This however does not preclude possession being sought by a landlord on the following prescribed grounds - 2,8,10-15 or 17 – as long as the terms of the tenancy makes provision for it to be ended on any of these grounds by the landlord.
Alternatively if a landlord has no fixed time when they want possession, they can let on a Periodic Tenancy. This can be either weekly or monthly and will go on from period to period, unless either the landlord or tenant serves notice to bring the tenancy to an end.
Landlords do not need to panic when the fixed term of their tenancy comes to an end. They have several choices.
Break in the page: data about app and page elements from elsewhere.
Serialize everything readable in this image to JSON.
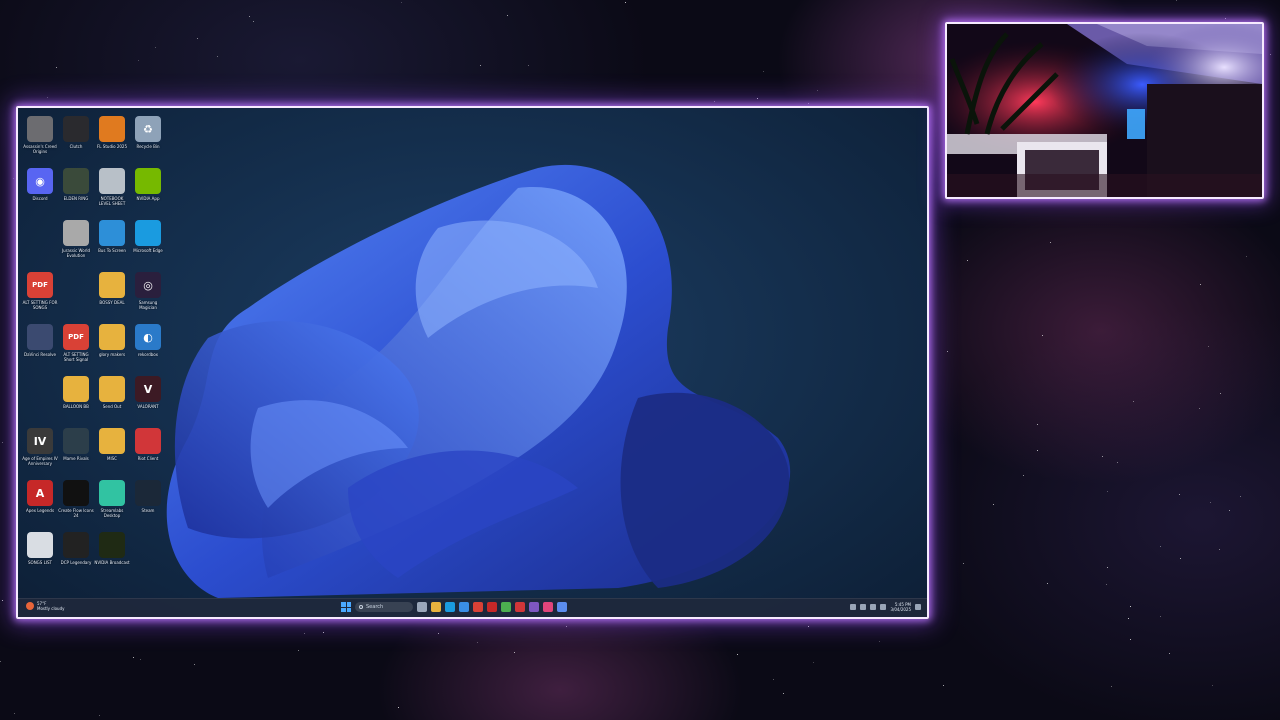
{
  "desktop": {
    "icons": [
      {
        "label": "Assassin's Creed Origins",
        "color": "#6c6c70",
        "glyph": "",
        "name": "assassins-creed-icon"
      },
      {
        "label": "Clutch",
        "color": "#2a2a2e",
        "glyph": "",
        "name": "clutch-icon"
      },
      {
        "label": "FL Studio 2025",
        "color": "#e07a1f",
        "glyph": "",
        "name": "fl-studio-icon"
      },
      {
        "label": "Recycle Bin",
        "color": "#8ea2b8",
        "glyph": "♻",
        "name": "recycle-bin-icon"
      },
      {
        "label": "Discord",
        "color": "#5865f2",
        "glyph": "◉",
        "name": "discord-icon"
      },
      {
        "label": "ELDEN RING",
        "color": "#3a4a3a",
        "glyph": "",
        "name": "elden-ring-icon"
      },
      {
        "label": "NOTEBOOK LEVEL SHEET",
        "color": "#b8c0c8",
        "glyph": "",
        "name": "notebook-icon"
      },
      {
        "label": "NVIDIA App",
        "color": "#76b900",
        "glyph": "",
        "name": "nvidia-app-icon"
      },
      {
        "label": "",
        "color": "",
        "glyph": "",
        "name": "empty-slot",
        "empty": true
      },
      {
        "label": "Jurassic World Evolution",
        "color": "#a9a9a9",
        "glyph": "",
        "name": "jurassic-world-icon"
      },
      {
        "label": "Bus To Screen",
        "color": "#2d8fd8",
        "glyph": "",
        "name": "bus-to-screen-icon"
      },
      {
        "label": "Microsoft Edge",
        "color": "#1a9be0",
        "glyph": "",
        "name": "microsoft-edge-icon"
      },
      {
        "label": "ALT SETTING FOR SONGS",
        "color": "#d94136",
        "glyph": "PDF",
        "name": "pdf-icon"
      },
      {
        "label": "",
        "color": "",
        "glyph": "",
        "name": "empty-slot",
        "empty": true
      },
      {
        "label": "BOSSY DEAL",
        "color": "#e7b23e",
        "glyph": "",
        "name": "folder-icon"
      },
      {
        "label": "Samsung Magician",
        "color": "#2a1f3d",
        "glyph": "◎",
        "name": "samsung-magician-icon"
      },
      {
        "label": "DaVinci Resolve",
        "color": "#3b4a70",
        "glyph": "",
        "name": "davinci-resolve-icon"
      },
      {
        "label": "ALT SETTING Short Signal",
        "color": "#d94136",
        "glyph": "PDF",
        "name": "pdf-icon"
      },
      {
        "label": "glory makers",
        "color": "#e7b23e",
        "glyph": "",
        "name": "folder-icon"
      },
      {
        "label": "rekordbox",
        "color": "#2a7ac9",
        "glyph": "◐",
        "name": "rekordbox-icon"
      },
      {
        "label": "",
        "color": "",
        "glyph": "",
        "name": "empty-slot",
        "empty": true
      },
      {
        "label": "BALLOON BB",
        "color": "#e7b23e",
        "glyph": "",
        "name": "folder-icon"
      },
      {
        "label": "Send Out",
        "color": "#e7b23e",
        "glyph": "",
        "name": "folder-icon"
      },
      {
        "label": "VALORANT",
        "color": "#3c1a24",
        "glyph": "V",
        "name": "valorant-icon"
      },
      {
        "label": "Age of Empires IV Anniversary Edition",
        "color": "#3a3a3a",
        "glyph": "IV",
        "name": "age-of-empires-icon"
      },
      {
        "label": "Mame Rivals",
        "color": "#2c3e4a",
        "glyph": "",
        "name": "mame-rivals-icon"
      },
      {
        "label": "MISC",
        "color": "#e7b23e",
        "glyph": "",
        "name": "folder-icon"
      },
      {
        "label": "Riot Client",
        "color": "#d13639",
        "glyph": "",
        "name": "riot-client-icon"
      },
      {
        "label": "Apex Legends",
        "color": "#c62828",
        "glyph": "A",
        "name": "apex-legends-icon"
      },
      {
        "label": "Create Flow Icons 24",
        "color": "#111111",
        "glyph": "",
        "name": "app-icon"
      },
      {
        "label": "Streamlabs Desktop",
        "color": "#31c3a2",
        "glyph": "",
        "name": "streamlabs-icon"
      },
      {
        "label": "Steam",
        "color": "#1b2838",
        "glyph": "",
        "name": "steam-icon"
      },
      {
        "label": "SONGS LIST",
        "color": "#d9dde3",
        "glyph": "",
        "name": "document-icon"
      },
      {
        "label": "DCP Legendary",
        "color": "#222222",
        "glyph": "",
        "name": "dcp-icon"
      },
      {
        "label": "NVIDIA Broadcast",
        "color": "#1f2a14",
        "glyph": "",
        "name": "nvidia-broadcast-icon"
      }
    ]
  },
  "taskbar": {
    "weather_temp": "57°F",
    "weather_desc": "Mostly cloudy",
    "search_placeholder": "Search",
    "time": "5:45 PM",
    "date": "3/04/2025",
    "apps": [
      {
        "name": "task-view-icon",
        "color": "#9aa7ba"
      },
      {
        "name": "file-explorer-icon",
        "color": "#e7b23e"
      },
      {
        "name": "edge-icon",
        "color": "#1a9be0"
      },
      {
        "name": "store-icon",
        "color": "#3a8ee6"
      },
      {
        "name": "app-icon",
        "color": "#d94136"
      },
      {
        "name": "app-icon",
        "color": "#c62828"
      },
      {
        "name": "chrome-icon",
        "color": "#4caf50"
      },
      {
        "name": "app-icon",
        "color": "#d13639"
      },
      {
        "name": "app-icon",
        "color": "#7e57c2"
      },
      {
        "name": "app-icon",
        "color": "#e0457b"
      },
      {
        "name": "app-icon",
        "color": "#5b8def"
      }
    ]
  },
  "colors": {
    "neon_border": "#f6eaff",
    "neon_glow": "#b478ff",
    "bloom": "#2f5fe0"
  }
}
Either they can grant a new fixed term tenancy, grant a replacement assured tenancy on a periodic basis - called a contractual periodic tenancy; or they can do nothing. The tenancy will then become a statutory periodic tenancy and it will run on from one rent period to the next on the same terms as the original fixed term tenancy. So for instance a 6 month fixed term tenancy with rent due monthly will then continue from month to month. The tenancy can be bought to an end until the landlord decides to replace it, the tenant leaves or the landlord seeks possession.
There are numerous Assured Shorthold Tenancy agreements available to landlords from a variety of sources. Landlords should ensure that these tenancy agreements are up to date and also grant the tenancy that the landlord wants. Tenancy agreements in a digital format can generally be amended to suit the landlords’ specific requirements and are therefore preferable.
It is still possible for landlords to purchase Assured Shorthold Tenancy agreements in the traditional hard copy format from legal stationers such as the companies stated below where forms cost approximately £150 per 100.
FORMS FOR LETTING PROPERTY
FINANCE AND TAX ON RENTAL PROPERTY
RENTAL PROPERTY REGULATIONS
FURNITURE AND FURNISHINGS
HMO (HOUSE IN MULTIPLE OCCUPATION)
TENANCY DEPOSIT SCHEME (TDS)
ENERGY PERFORMANCE CERTIFICATES
COMMUNAL HEATING REGULATIONS
INVESTING IN BTL PROPERTY
A GUIDE FOR NEW LANDLORDS
WHICH PERIOD OF PROPERTY
BUYING OFF PLAN
KNOWING THE RISKS
PROPERTY INVESTMENT CLUBS
MANAGING RENTAL PROPERTY
GIVING NOTICE TO LEAVE
NON - PAYMENT OF RENT
GETTING YOUR MONEY BACK
THE TENANT WONT MOVE OUT
THE TENANT DOES A BUNK
RAISING THE RENT
REDUCING THE RENT
REPAYING THE TENANCY DEPOSIT
FAIR WEAR AND TEAR
MOULD AND CONDENSATION
MAINTENANCE OF A RENTAL PROPERTY
LETTING RENTAL PROPERTY
TEN STEPS TO LETTING
WRITING A LETTING ADVERT
FURNISHING A PROPERTY
LETTING AGENT OR DIY
SELECTING A LETTING AGENT
TENANTS ON BENEFITS
LETTING TO STUDENTS
PREPARING AN INVENTORY
RIGHT TO RENT GUIDANCE
TERMS OF A TENANCY
LENGTH OF A TENANCY
RESPONSIBILITY FOR REPAIR AND MAINTENANCE
TENANCIES IN SCOTLAND
LETTING TO TENANTS WITH PETS
LANDLORDS' WATER RESPONSIBILITIES
LEGISLATION OF LETTING PROPERTY
TENANCY DEPOSIT DISPUTES
ALTERNATIVE DISPUTE RESOLUTION
HOUSING ACT APPEAL DISPUTES
THE LANDS TRIBUNAL
RIGHTS OF LIGHT APPLICATION
APPEALS FROM LEASEHOLD VALUATION TRIBUNALS (LVT's)
POSSESSION - SECTION 8 NOTICE
POSSESSION - SECTION 21 NOTICE
SECTION 21 TIMETABLE AND PROCESS
GROUNDS FOR POSSESSION
PREPARING FOR A POSSESSION HEARING
HARASSMENT BY LANDLORDS
RENT DISPUTES BETWEEN LANDLORD & TENANT
FAIR RENT (RAC)
MARKET RENT UNDER AST
LEASEHOLD VALUATION TRIBUNALS
MODIFICATION OF RESTRICTIVE COVENANTS